The Tetragrid is inspired by two other veritable synthesist‑philosophers: its magnetic matrix design by Meng Qi and its circuitry by Peter Blasser, aka Ciat Lonbarde. Blasser, in his rather brilliant thesis ‘Stores At The Mall’, describes his ‘Rolz‑5’ design as a “free‑jazz drum machine”, and I can think of no better description of the Tetragrid. It’s quasi‑random — but not fully random. And there its major strength lies. Erratic and unpredictable in the first instance, the Tetragrid soon settles into an odd sort of consistency; it creates looped phrases of gates that transcend the bounds of time signature, rhythm and tempo to play by no rules but its own. Key to this consistency is the ability to place magnetic, pawn‑like metal ‘pins’ on the surface of the module, keeping those delicate cross‑connections in place. One must choose their moves carefully, since even a small adjustment or inconsistency can send the gate patterns into all kinds of varied madness. As one spends time with it, rhythmic motifs begin form and can be adjusted. It really is, in Peter Blasser’s words, free jazz.

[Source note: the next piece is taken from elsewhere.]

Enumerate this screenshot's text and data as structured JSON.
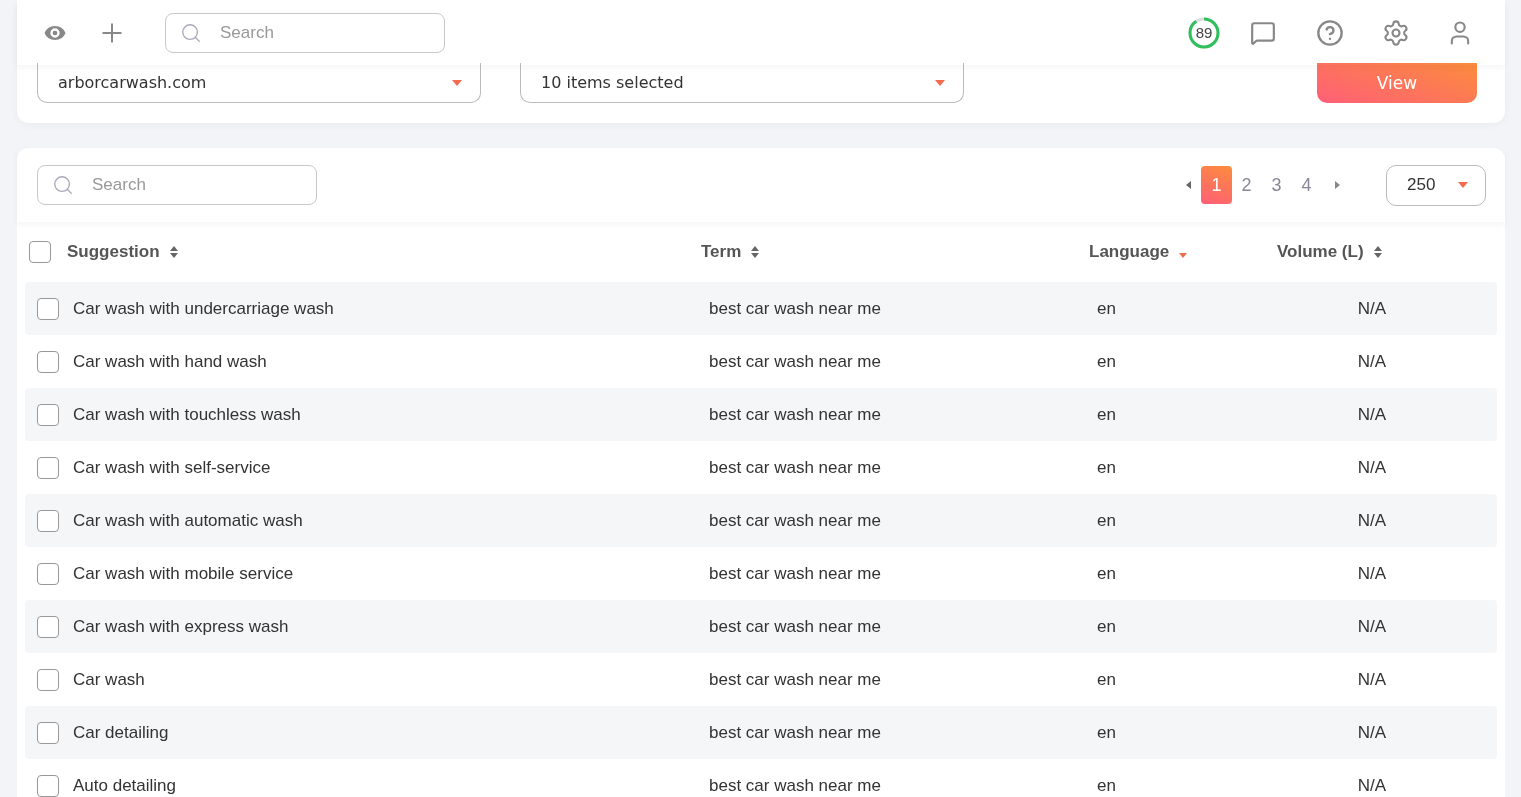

I daresay this has the potential to change the game somewhat when it comes to controlling various elements in your system, and perhaps even aspects of your approach itself. Suffice to say, a vast majority of Eurorack sequencers, clock dividers and function generators encourage an ostensibly gridded, regularised approach. While there are no shortage of random voltage sources to choose from as well, there aren’t many modules out there that successfully work in between those two extremes, to say the least. Of course, it isn’t difficult to fetter the Tetragrid into the context of a more conventional tempo or rhythm with the help of a few VCAs and clock‑sync’ed gates; in this respect I found it highly enjoyable to weave elements of regularity and chaos into system‑wide patches, from subtle ‘slop’ around more locked rhythms to bursts of gates at certain points in my sequence. Usefully, two of the Tetragrid’s outputs have pots to control their tempo, so there’s the potential for some broad‑stroke adjustment if needed.
It’s difficult to fully adjudicate when it comes to the Tetragrid, because there simply isn’t much to compare it to. One query is to do with its conductive surface’s durability: sliding the metal pins around it resulted in some visible wear after a while, though this didn’t seem to affect its functionality. Occasionally I found myself unable to achieve a regular workflow, moving pieces around its surface more or less at random and often unable to repeat ideas. Overall, though, it receives a whole‑hearted endorsement from me. It’s playful, philosophical, creative and uncontrollable in all the right ways; all the things that make Eurorack great. Do read Peter Blasser’s thesis if you want to learn more about Rolz and the Tetragrid’s concept, and a visit to the Manifold Research Centre website is worth it just for literature. Hail the donut.